Kashiwa Mochi : The traditional Japanese Sweet for “Tango no Sekku”
Mochi (餅) is the traditional Japanese food known as rice cakes.In Japan, the sticky plain white rice cake is commonly used as a main ingredient for traditional Japanese confections, “Wagashi (和菓子)“.
By the way, speaking of Japanese Mochi sweets that represent this season, Kashiwa Mochi is famous.
Kashiwa Mochi – Traditional Japanese Sweet for Tango no Sekku (Children’s Day, Boys’ Festival) on May 5
Kashiwa Mochi (柏餅) is the traditional Japanese sweet prepared for “Tango no Sekku (端午の節句)”, which is known as “Children’s Day” in English.It is the Boys’ Festival held on May 5 in Japan.

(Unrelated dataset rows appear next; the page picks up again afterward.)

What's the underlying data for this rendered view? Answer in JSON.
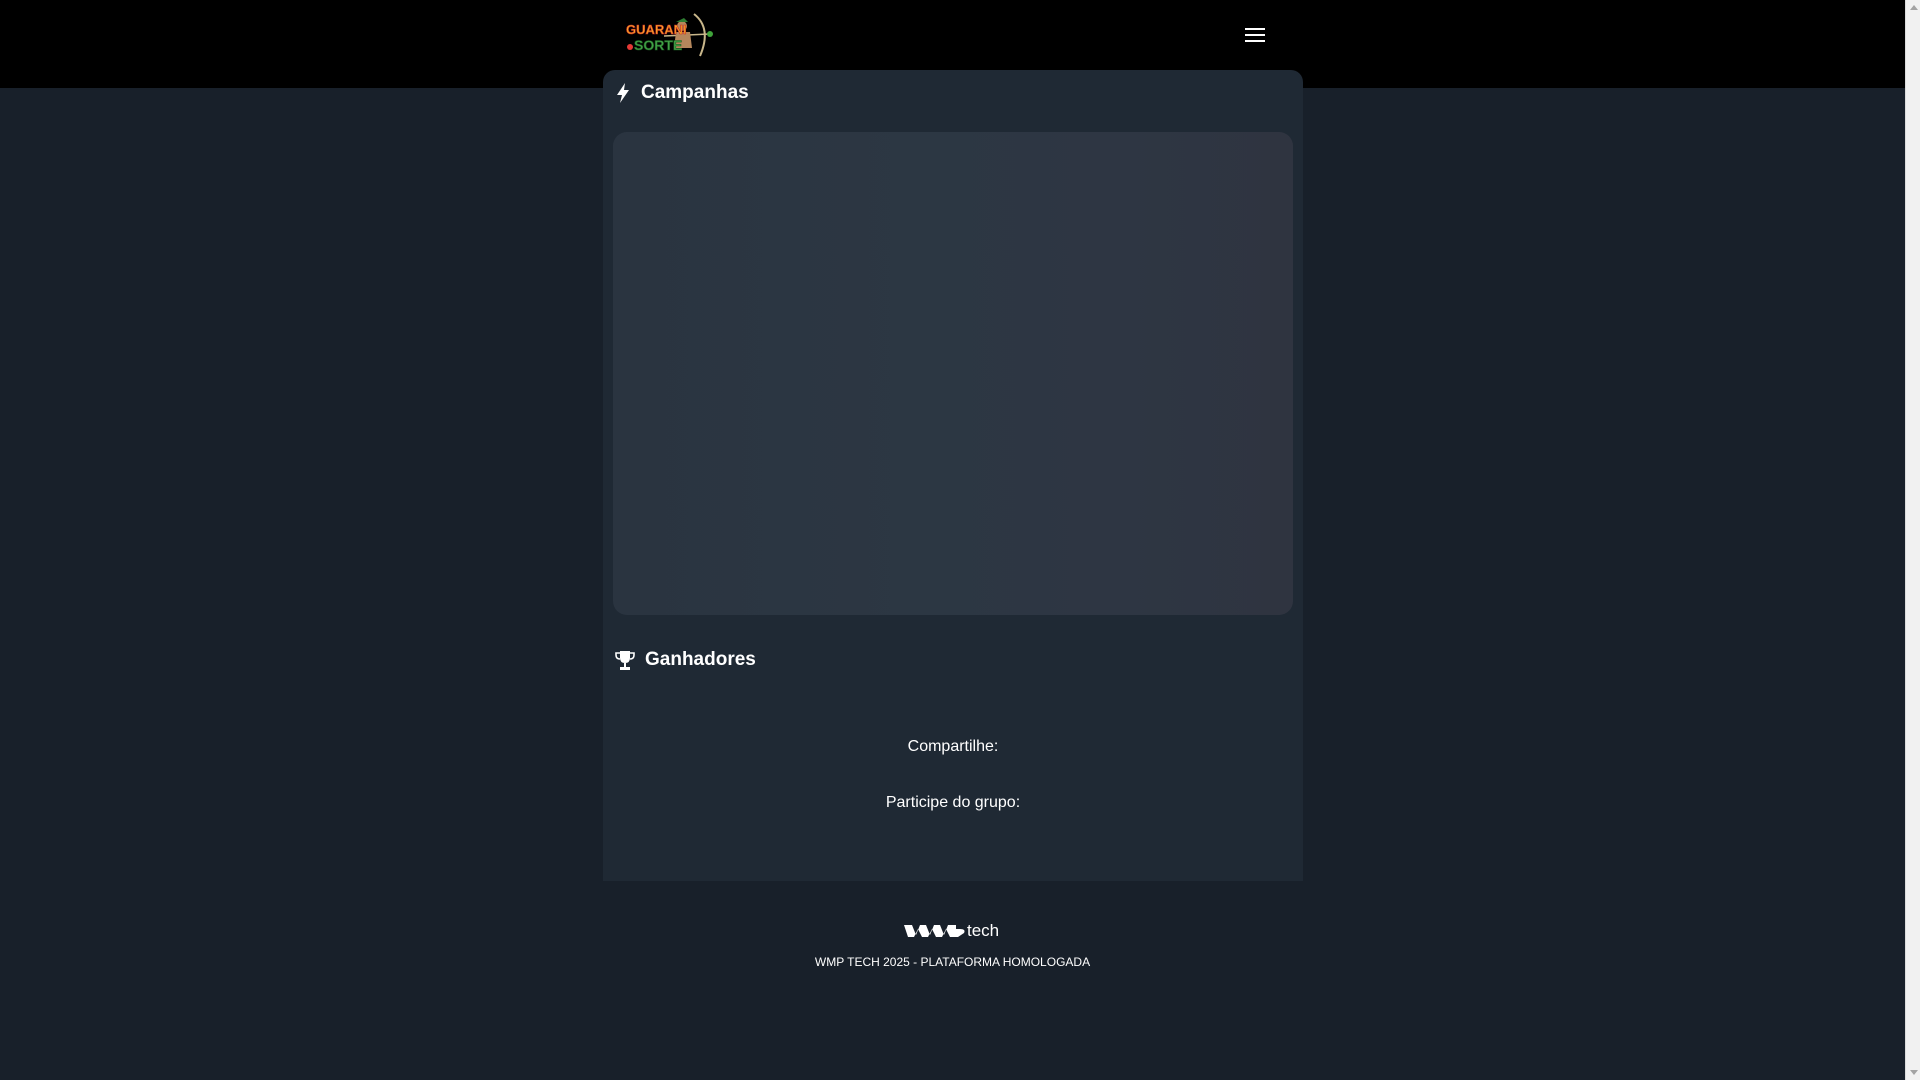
{
  "header": {
    "logo_alt": "Guarani Sorte",
    "menu_icon": "hamburger-menu-icon"
  },
  "sections": {
    "campanhas": {
      "title": "Campanhas",
      "icon": "lightning-bolt-icon"
    },
    "ganhadores": {
      "title": "Ganhadores",
      "icon": "trophy-icon"
    }
  },
  "share": {
    "label": "Compartilhe:"
  },
  "group": {
    "label": "Participe do grupo:"
  },
  "footer": {
    "brand_suffix": "tech",
    "copyright": "WMP TECH 2025 - PLATAFORMA HOMOLOGADA"
  },
  "colors": {
    "topbar": "#000000",
    "page_bg": "#18202a",
    "panel_bg": "#1f2934",
    "card_bg": "#2c3743"
  }
}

The soft mochi dough of Kashiwa Mochi is made from the powdered non-glutinous rice called “Joushinko (上新粉)” and folded in two, between which the sweet red bean paste “Anko (餡子)” is sandwiched.
The reason why the mochi confection has the name “Kashiwa Mochi” is that the Japanese sweet is wrapped in the leaf of an oak called “Kashiwa (柏)”.
The reason why we Japanese prepare Kashiwa Mochi for Tango no Sekku
The origin of Kashiwa Mochi dates back to the 18th century, when Tokugawa Shogun families ruled Japan.At that time, a Mochi confection came to be wrapped in Kashiwa leaves as a lucky charm for the prosperity of descendants.
This is because old Kashiwa leaves flutter down after new burgeons have roots in the tree, and that inspired the idea that “Family line never fails”.
This is why Kashiwa Mochi is prepared and eaten on the Children’s Day, the Japanese national holiday to celebrate and wish boys’ healthy growth and happiness.
Whether Japanese people eat the oak tree leaf for Kashiwa Mochi or not
To get straight to the point, we don’t eat the Kashiwa leaf because it isn’t edible in general.
(Reference page of this article : Wikipedia, ‘柏餅’)